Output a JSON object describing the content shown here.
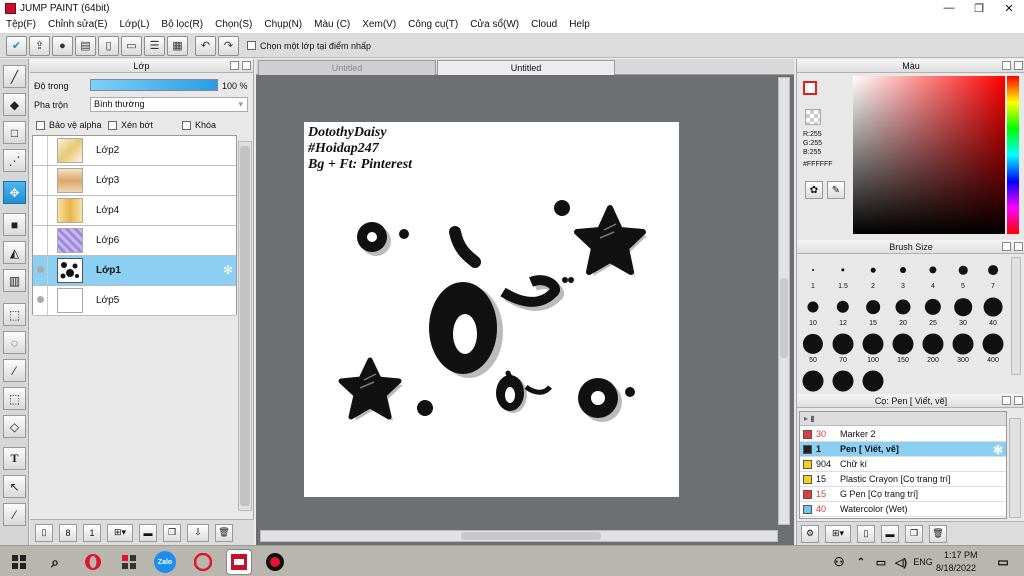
{
  "window": {
    "title": "JUMP PAINT (64bit)",
    "minimize": "—",
    "maximize": "❐",
    "close": "✕"
  },
  "menu": [
    "Tệp(F)",
    "Chỉnh sửa(E)",
    "Lớp(L)",
    "Bộ lọc(R)",
    "Chọn(S)",
    "Chụp(N)",
    "Màu (C)",
    "Xem(V)",
    "Công cụ(T)",
    "Cửa sổ(W)",
    "Cloud",
    "Help"
  ],
  "toolbar": {
    "snap_label": "Chọn một lớp tại điểm nhấp"
  },
  "layer_panel": {
    "title": "Lớp",
    "opacity_label": "Độ trong",
    "opacity_value": "100 %",
    "blend_label": "Pha trộn",
    "blend_value": "Bình thường",
    "protect_alpha": "Bảo vệ alpha",
    "clipping": "Xén bớt",
    "lock": "Khóa",
    "layers": [
      {
        "name": "Lớp2",
        "selected": false
      },
      {
        "name": "Lớp3",
        "selected": false
      },
      {
        "name": "Lớp4",
        "selected": false
      },
      {
        "name": "Lớp6",
        "selected": false
      },
      {
        "name": "Lớp1",
        "selected": true
      },
      {
        "name": "Lớp5",
        "selected": false
      }
    ]
  },
  "canvas_tabs": [
    "Untitled",
    "Untitled"
  ],
  "canvas_text": [
    "DotothyDaisy",
    "#Hoidap247",
    "Bg + Ft: Pinterest"
  ],
  "color_panel": {
    "title": "Màu",
    "r": "R:255",
    "g": "G:255",
    "b": "B:255",
    "hex": "#FFFFFF"
  },
  "brush_panel": {
    "title": "Brush Size",
    "sizes": [
      "1",
      "1.5",
      "2",
      "3",
      "4",
      "5",
      "7",
      "10",
      "12",
      "15",
      "20",
      "25",
      "30",
      "40",
      "50",
      "70",
      "100",
      "150",
      "200",
      "300",
      "400"
    ]
  },
  "tool_panel": {
    "title": "Cọ: Pen [ Viết, vẽ]",
    "items": [
      {
        "size": "30",
        "name": "Marker 2",
        "color": "#e03c3c",
        "selected": false
      },
      {
        "size": "1",
        "name": "Pen [ Viết, vẽ]",
        "color": "#222222",
        "selected": true
      },
      {
        "size": "904",
        "name": "Chữ kí",
        "color": "#f2d21b",
        "selected": false
      },
      {
        "size": "15",
        "name": "Plastic Crayon [Cọ trang trí]",
        "color": "#f2d21b",
        "selected": false
      },
      {
        "size": "15",
        "name": "G Pen [Cọ trang trí]",
        "color": "#e03c3c",
        "selected": false
      },
      {
        "size": "40",
        "name": "Watercolor (Wet)",
        "color": "#6fc8ef",
        "selected": false
      }
    ]
  },
  "taskbar": {
    "time": "1:17 PM",
    "date": "8/18/2022",
    "lang": "ENG",
    "zalo": "Zalo"
  }
}
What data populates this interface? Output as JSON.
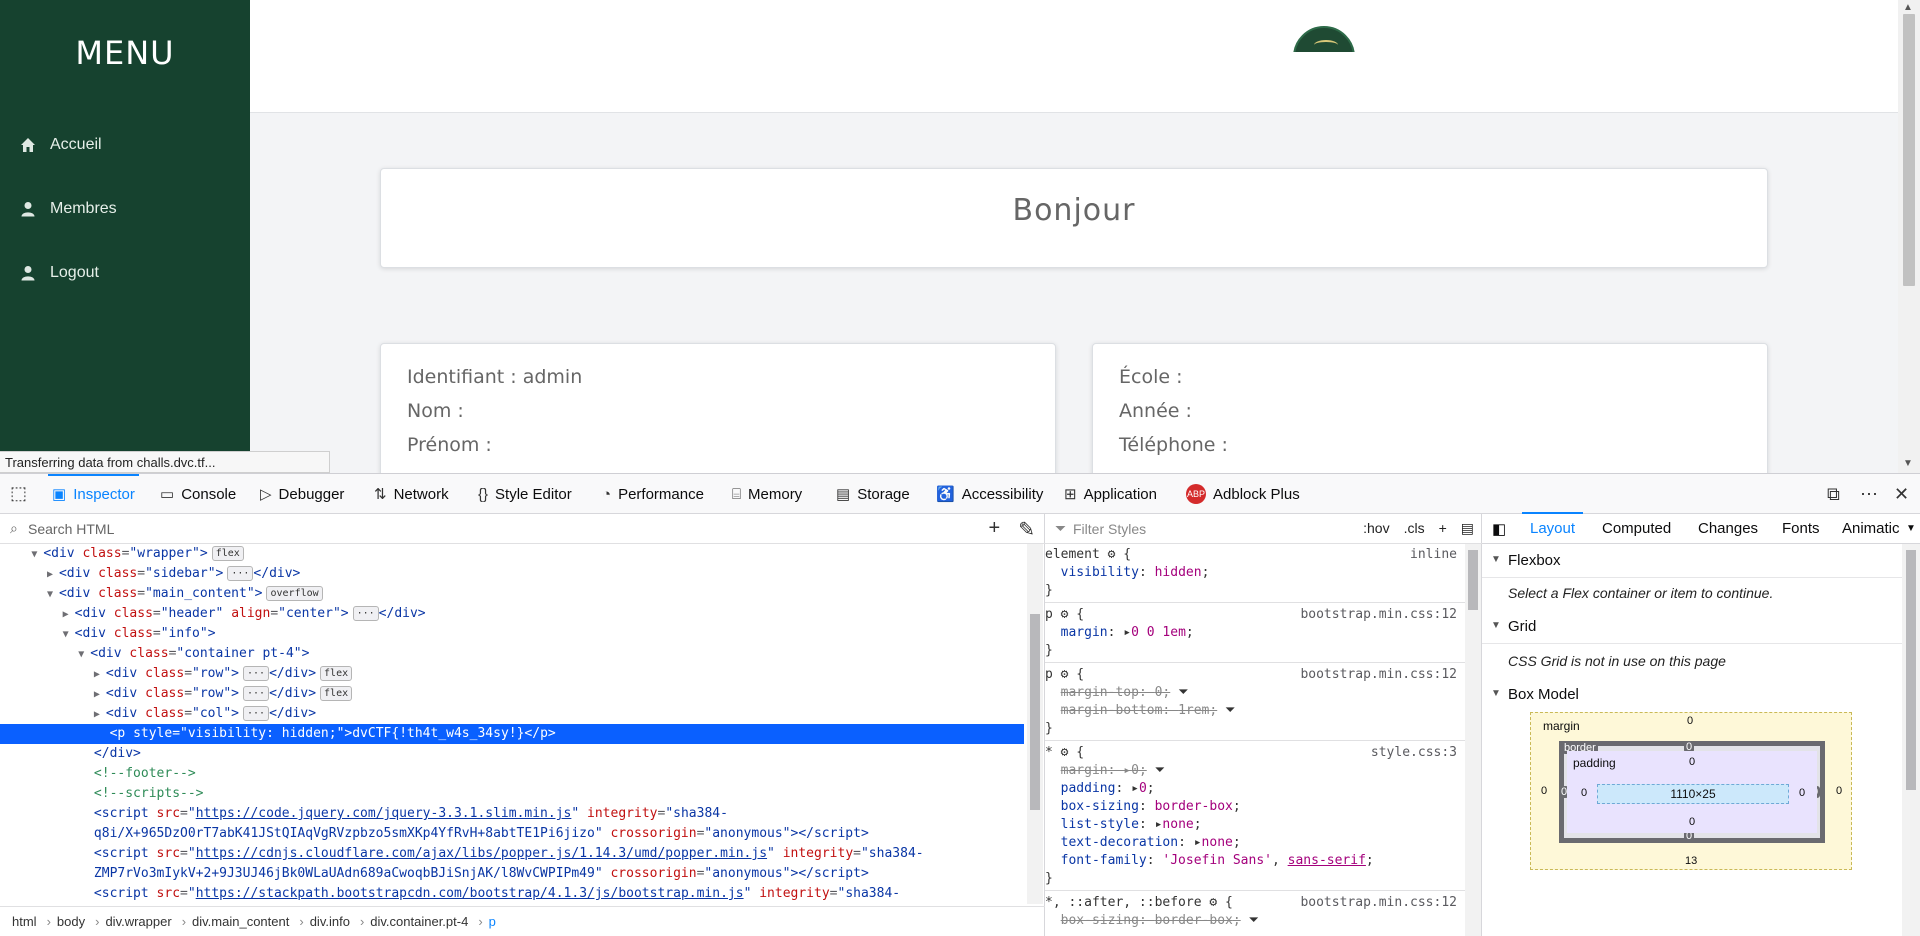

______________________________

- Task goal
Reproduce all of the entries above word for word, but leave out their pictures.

- Response to this exercise
Output a JSON object describing the content shown here.
{
  "window": {
    "title": "JUMP PAINT (64bit)",
    "minimize": "—",
    "maximize": "❐",
    "close": "✕"
  },
  "menu": [
    "Tệp(F)",
    "Chỉnh sửa(E)",
    "Lớp(L)",
    "Bộ lọc(R)",
    "Chọn(S)",
    "Chụp(N)",
    "Màu (C)",
    "Xem(V)",
    "Công cụ(T)",
    "Cửa sổ(W)",
    "Cloud",
    "Help"
  ],
  "toolbar": {
    "snap_label": "Chọn một lớp tại điểm nhấp"
  },
  "layer_panel": {
    "title": "Lớp",
    "opacity_label": "Độ trong",
    "opacity_value": "100 %",
    "blend_label": "Pha trộn",
    "blend_value": "Bình thường",
    "protect_alpha": "Bảo vệ alpha",
    "clipping": "Xén bớt",
    "lock": "Khóa",
    "layers": [
      {
        "name": "Lớp2",
        "selected": false
      },
      {
        "name": "Lớp3",
        "selected": false
      },
      {
        "name": "Lớp4",
        "selected": false
      },
      {
        "name": "Lớp6",
        "selected": false
      },
      {
        "name": "Lớp1",
        "selected": true
      },
      {
        "name": "Lớp5",
        "selected": false
      }
    ]
  },
  "canvas_tabs": [
    "Untitled",
    "Untitled"
  ],
  "canvas_text": [
    "DotothyDaisy",
    "#Hoidap247",
    "Bg + Ft: Pinterest"
  ],
  "color_panel": {
    "title": "Màu",
    "r": "R:255",
    "g": "G:255",
    "b": "B:255",
    "hex": "#FFFFFF"
  },
  "brush_panel": {
    "title": "Brush Size",
    "sizes": [
      "1",
      "1.5",
      "2",
      "3",
      "4",
      "5",
      "7",
      "10",
      "12",
      "15",
      "20",
      "25",
      "30",
      "40",
      "50",
      "70",
      "100",
      "150",
      "200",
      "300",
      "400"
    ]
  },
  "tool_panel": {
    "title": "Cọ: Pen [ Viết, vẽ]",
    "items": [
      {
        "size": "30",
        "name": "Marker 2",
        "color": "#e03c3c",
        "selected": false
      },
      {
        "size": "1",
        "name": "Pen [ Viết, vẽ]",
        "color": "#222222",
        "selected": true
      },
      {
        "size": "904",
        "name": "Chữ kí",
        "color": "#f2d21b",
        "selected": false
      },
      {
        "size": "15",
        "name": "Plastic Crayon [Cọ trang trí]",
        "color": "#f2d21b",
        "selected": false
      },
      {
        "size": "15",
        "name": "G Pen [Cọ trang trí]",
        "color": "#e03c3c",
        "selected": false
      },
      {
        "size": "40",
        "name": "Watercolor (Wet)",
        "color": "#6fc8ef",
        "selected": false
      }
    ]
  },
  "taskbar": {
    "time": "1:17 PM",
    "date": "8/18/2022",
    "lang": "ENG",
    "zalo": "Zalo"
  }
}
What data populates this interface? Output as JSON.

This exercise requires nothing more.